As I write this, it’s about three weeks since Hurricane Matthew hit our little corner of the world.

I understand that clean up and recovery are going to take quite some time, and I expected that, given the damage I’ve seen.

I expected that neighbors would pull together to help one another through the rough spots, and they have.

I expected that people would show up from seemingly nowhere and offer to help, and they did.

I expected that those hardest hit would learn a lot about filing insurance claims and registering with FEMA for additional help, and they did. Some still are.

What I didn’t expect was how long it’s taking me to get used to the new landscape. Things look so different now.

I’m so relieved that no one in Beaufort County died as a result of the storm. No one suffered major injuries that we know of.

Now, my heart hurts for our trees.

I’ve long been a tree hugger. Not literally, but I do have a fondness for trees. I appreciate our symbiotic relationship with trees and oxygen and breathing and all that, but I really just like trees.

Upon my return after evacuation, I recall driving through Bluffton, down May River Road, and being startled at the number of massive trees that were down, along the sides of the roadway, with power lines intertwined among the branches.

I could only guess how strong the wind must have been that these beautiful old trees were unmercifully yanked from the ground, bent or twisted and strewn about.

As I drove onto Hilton Head, the sight of broken trees along Hwy. 278 brought tears to my eyes. How could this be, I wondered.

I’ve been driving past those woods and forests 10 times a week for decades, and now it’s all so different.

I could see daylight through a stand of pines, because they were snapped like pencils, bent at odd angles, leaning this way and that.

Waking up the first morning I was back, I had an odd awareness when I looked out my bedroom window. It was very bright in a way I hadn’t seen in the 20 years we’ve lived in our house.

Still groggy, I finally realized that our neighbor had lost several very large pines – the ones that had blocked the sun from our backyard in the mornings.

Over the past few weeks, I’ve watched the leaves on the downed trees turn brown. As the leaves fall away, we can see more of the damage, more splintered and broken trees. We can see into yards and neighborhoods that were formerly hidden by buffers of greenery.

The sight of the shattered and fallen trees still chokes me up, every morning on my way to work and home again in the afternoon.

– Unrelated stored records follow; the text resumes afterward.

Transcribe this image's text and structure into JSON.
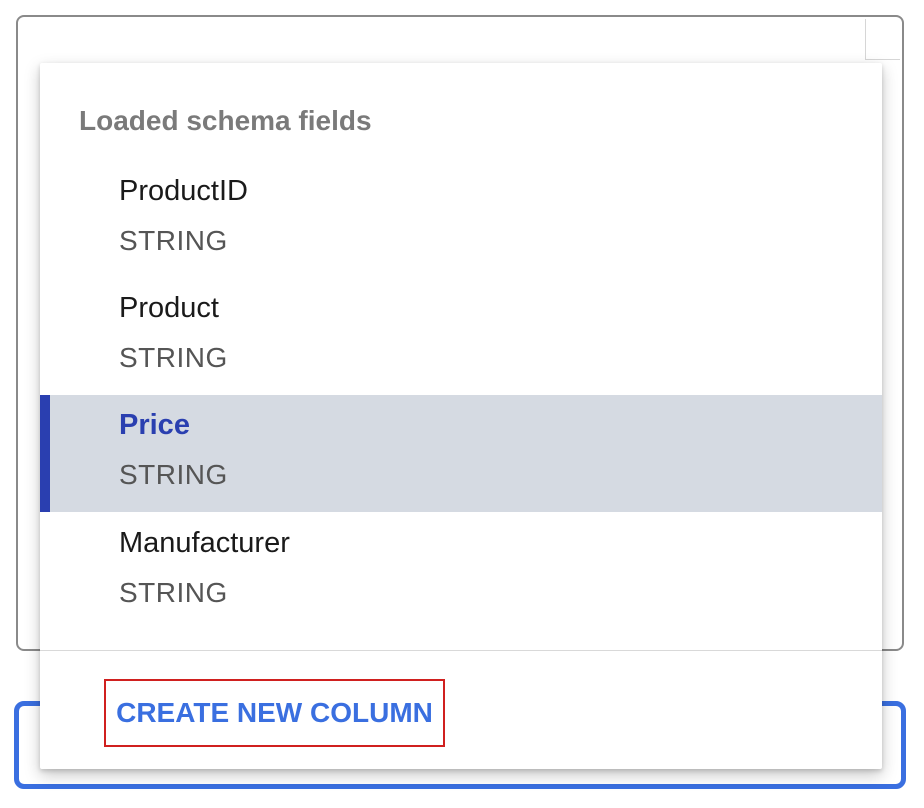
{
  "dropdown": {
    "section_header": "Loaded schema fields",
    "options": [
      {
        "name": "ProductID",
        "type": "STRING",
        "selected": false
      },
      {
        "name": "Product",
        "type": "STRING",
        "selected": false
      },
      {
        "name": "Price",
        "type": "STRING",
        "selected": true
      },
      {
        "name": "Manufacturer",
        "type": "STRING",
        "selected": false
      }
    ],
    "create_label": "CREATE NEW COLUMN"
  },
  "colors": {
    "accent": "#3a6fe0",
    "selected_text": "#2a3fb0",
    "selected_bg": "#d5dae2",
    "highlight_outline": "#d0201f"
  }
}
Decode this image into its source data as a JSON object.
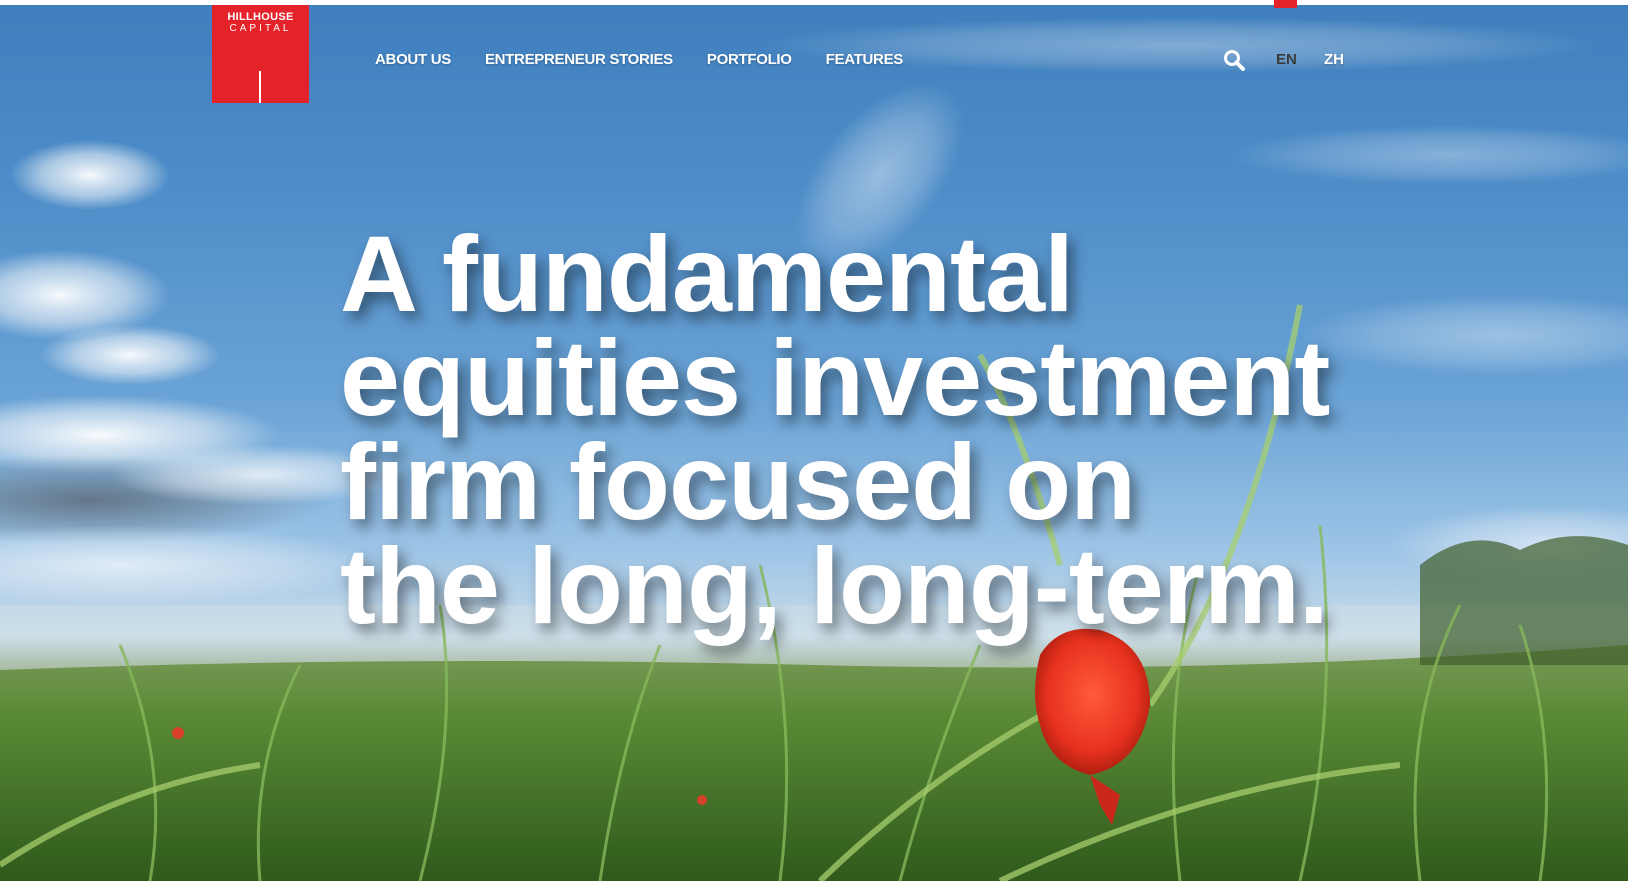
{
  "logo": {
    "line1": "HILLHOUSE",
    "line2": "CAPITAL",
    "color": "#e4222a"
  },
  "nav": {
    "items": [
      {
        "label": "ABOUT US"
      },
      {
        "label": "ENTREPRENEUR STORIES"
      },
      {
        "label": "PORTFOLIO"
      },
      {
        "label": "FEATURES"
      }
    ]
  },
  "search": {
    "icon": "search-icon"
  },
  "languages": {
    "en": "EN",
    "zh": "ZH",
    "selected": "EN"
  },
  "hero": {
    "headline_lines": [
      "A fundamental",
      "equities investment",
      "firm focused on",
      "the long, long-term."
    ]
  },
  "colors": {
    "accent": "#e4222a",
    "text_on_hero": "#ffffff",
    "selected_lang": "#3a3a3a"
  }
}
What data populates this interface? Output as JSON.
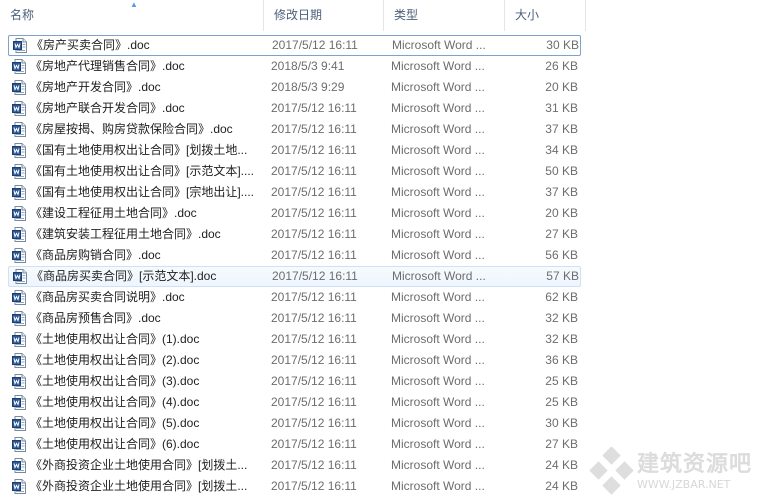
{
  "columns": {
    "name": "名称",
    "date": "修改日期",
    "type": "类型",
    "size": "大小"
  },
  "files": [
    {
      "name": "《房产买卖合同》.doc",
      "date": "2017/5/12 16:11",
      "type": "Microsoft Word ...",
      "size": "30 KB"
    },
    {
      "name": "《房地产代理销售合同》.doc",
      "date": "2018/5/3 9:41",
      "type": "Microsoft Word ...",
      "size": "26 KB"
    },
    {
      "name": "《房地产开发合同》.doc",
      "date": "2018/5/3 9:29",
      "type": "Microsoft Word ...",
      "size": "20 KB"
    },
    {
      "name": "《房地产联合开发合同》.doc",
      "date": "2017/5/12 16:11",
      "type": "Microsoft Word ...",
      "size": "31 KB"
    },
    {
      "name": "《房屋按揭、购房贷款保险合同》.doc",
      "date": "2017/5/12 16:11",
      "type": "Microsoft Word ...",
      "size": "37 KB"
    },
    {
      "name": "《国有土地使用权出让合同》[划拨土地...",
      "date": "2017/5/12 16:11",
      "type": "Microsoft Word ...",
      "size": "34 KB"
    },
    {
      "name": "《国有土地使用权出让合同》[示范文本]....",
      "date": "2017/5/12 16:11",
      "type": "Microsoft Word ...",
      "size": "50 KB"
    },
    {
      "name": "《国有土地使用权出让合同》[宗地出让]....",
      "date": "2017/5/12 16:11",
      "type": "Microsoft Word ...",
      "size": "37 KB"
    },
    {
      "name": "《建设工程征用土地合同》.doc",
      "date": "2017/5/12 16:11",
      "type": "Microsoft Word ...",
      "size": "20 KB"
    },
    {
      "name": "《建筑安装工程征用土地合同》.doc",
      "date": "2017/5/12 16:11",
      "type": "Microsoft Word ...",
      "size": "27 KB"
    },
    {
      "name": "《商品房购销合同》.doc",
      "date": "2017/5/12 16:11",
      "type": "Microsoft Word ...",
      "size": "56 KB"
    },
    {
      "name": "《商品房买卖合同》[示范文本].doc",
      "date": "2017/5/12 16:11",
      "type": "Microsoft Word ...",
      "size": "57 KB"
    },
    {
      "name": "《商品房买卖合同说明》.doc",
      "date": "2017/5/12 16:11",
      "type": "Microsoft Word ...",
      "size": "62 KB"
    },
    {
      "name": "《商品房预售合同》.doc",
      "date": "2017/5/12 16:11",
      "type": "Microsoft Word ...",
      "size": "32 KB"
    },
    {
      "name": "《土地使用权出让合同》(1).doc",
      "date": "2017/5/12 16:11",
      "type": "Microsoft Word ...",
      "size": "32 KB"
    },
    {
      "name": "《土地使用权出让合同》(2).doc",
      "date": "2017/5/12 16:11",
      "type": "Microsoft Word ...",
      "size": "36 KB"
    },
    {
      "name": "《土地使用权出让合同》(3).doc",
      "date": "2017/5/12 16:11",
      "type": "Microsoft Word ...",
      "size": "25 KB"
    },
    {
      "name": "《土地使用权出让合同》(4).doc",
      "date": "2017/5/12 16:11",
      "type": "Microsoft Word ...",
      "size": "25 KB"
    },
    {
      "name": "《土地使用权出让合同》(5).doc",
      "date": "2017/5/12 16:11",
      "type": "Microsoft Word ...",
      "size": "30 KB"
    },
    {
      "name": "《土地使用权出让合同》(6).doc",
      "date": "2017/5/12 16:11",
      "type": "Microsoft Word ...",
      "size": "27 KB"
    },
    {
      "name": "《外商投资企业土地使用合同》[划拨土...",
      "date": "2017/5/12 16:11",
      "type": "Microsoft Word ...",
      "size": "24 KB"
    },
    {
      "name": "《外商投资企业土地使用合同》[划拨土...",
      "date": "2017/5/12 16:11",
      "type": "Microsoft Word ...",
      "size": "24 KB"
    }
  ],
  "focused_index": 0,
  "hovered_index": 11,
  "icon": "word-document-icon",
  "watermark": {
    "text": "建筑资源吧",
    "url": "WWW.JZBAR.NET"
  },
  "colors": {
    "header_text": "#4c607a",
    "focus_border": "#7da2ce",
    "hover_border": "#cfe1f5",
    "sort_arrow": "#569de5"
  }
}
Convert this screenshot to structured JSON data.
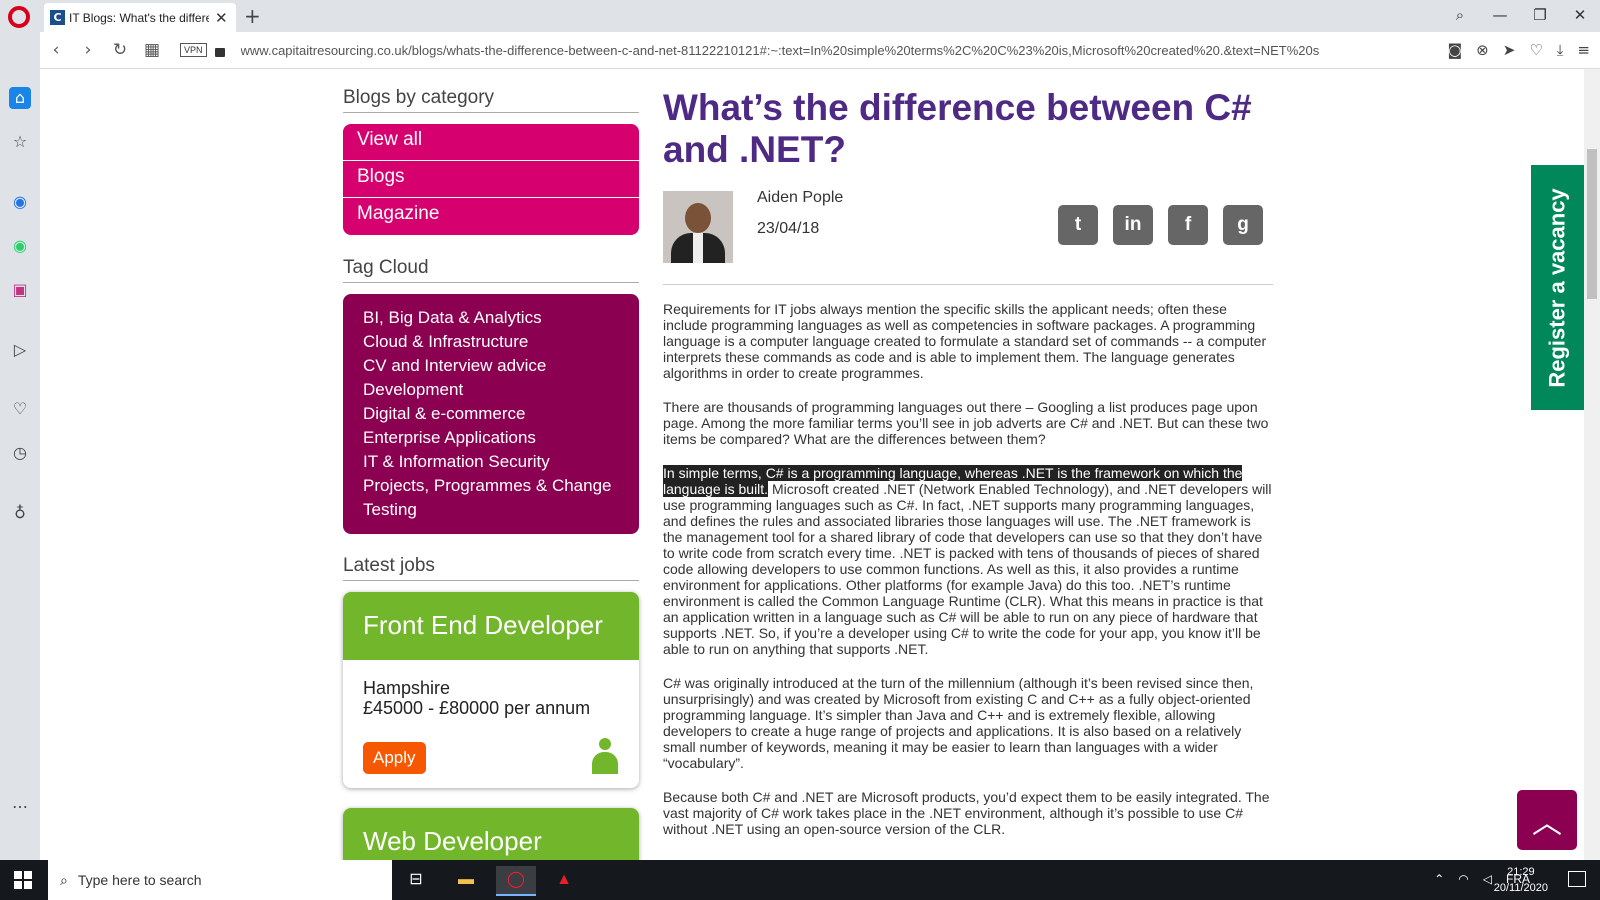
{
  "browser": {
    "tab_title": "IT Blogs: What's the difference",
    "url": "www.capitaitresourcing.co.uk/blogs/whats-the-difference-between-c-and-net-81122210121#:~:text=In%20simple%20terms%2C%20C%23%20is,Microsoft%20created%20.&text=NET%20s",
    "vpn_label": "VPN"
  },
  "sidebar": {
    "blogs_by_category": "Blogs by category",
    "categories": [
      "View all",
      "Blogs",
      "Magazine"
    ],
    "tag_cloud_title": "Tag Cloud",
    "tags": [
      "BI, Big Data & Analytics",
      "Cloud & Infrastructure",
      "CV and Interview advice",
      "Development",
      "Digital & e-commerce",
      "Enterprise Applications",
      "IT & Information Security",
      "Projects, Programmes & Change",
      "Testing"
    ],
    "latest_jobs_title": "Latest jobs",
    "jobs": [
      {
        "title": "Front End Developer",
        "location": "Hampshire",
        "salary": "£45000 - £80000 per annum",
        "apply": "Apply"
      },
      {
        "title": "Web Developer"
      }
    ]
  },
  "article": {
    "title": "What’s the difference between C# and .NET?",
    "author": "Aiden Pople",
    "date": "23/04/18",
    "social": [
      "t",
      "in",
      "f",
      "g"
    ],
    "p1": "Requirements for IT jobs always mention the specific skills the applicant needs; often these include programming languages as well as competencies in software packages. A programming language is a computer language created to formulate a standard set of commands -- a computer interprets these commands as code and is able to implement them. The language generates algorithms in order to create programmes.",
    "p2": "There are thousands of programming languages out there – Googling a list produces page upon page. Among the more familiar terms you’ll see in job adverts are C# and .NET. But can these two items be compared? What are the differences between them?",
    "p3_highlight": "In simple terms, C# is a programming language, whereas .NET is the framework on which the language is built.",
    "p3_rest": " Microsoft created .NET (Network Enabled Technology), and .NET developers will use programming languages such as C#. In fact, .NET supports many programming languages, and defines the rules and associated libraries those languages will use. The .NET framework is the management tool for a shared library of code that developers can use so that they don’t have to write code from scratch every time. .NET is packed with tens of thousands of pieces of shared code allowing developers to use common functions. As well as this, it also provides a runtime environment for applications. Other platforms (for example Java) do this too. .NET’s runtime environment is called the Common Language Runtime (CLR). What this means in practice is that an application written in a language such as C# will be able to run on any piece of hardware that supports .NET. So, if you’re a developer using C# to write the code for your app, you know it’ll be able to run on anything that supports .NET.",
    "p4": "C# was originally introduced at the turn of the millennium (although it’s been revised since then, unsurprisingly) and was created by Microsoft from existing C and C++ as a fully object-oriented programming language. It’s simpler than Java and C++ and is extremely flexible, allowing developers to create a huge range of projects and applications. It is also based on a relatively small number of keywords, meaning it may be easier to learn than languages with a wider “vocabulary”.",
    "p5": "Because both C# and .NET are Microsoft products, you’d expect them to be easily integrated. The vast majority of C# work takes place in the .NET environment, although it’s possible to use C# without .NET using an open-source version of the CLR."
  },
  "register_tab": "Register a vacancy",
  "taskbar": {
    "search_placeholder": "Type here to search",
    "lang": "FRA",
    "time": "21:29",
    "date": "20/11/2020"
  },
  "colors": {
    "accent_purple": "#4e2a84",
    "category_pink": "#d6006f",
    "tag_purple": "#8c0052",
    "job_green": "#72b72b",
    "apply_orange": "#f55800",
    "register_green": "#00875a"
  }
}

Tears fill my eyes if I don’t look away.

Though I’m glad our local iconic trees – the Liberty Oak at Harbour Town and the Secession Oak in Bluffton – weathered the storm, I am pained by those regular, normal, everyday oaks and pines and sycamores that didn’t make it.

I’m confident we’ll get used to the new landscape eventually, and small trees will grow where others fell. Nature will take care of itself.

The sun shines a little differently on our world now, and I’m trying hard to see that as a good thing.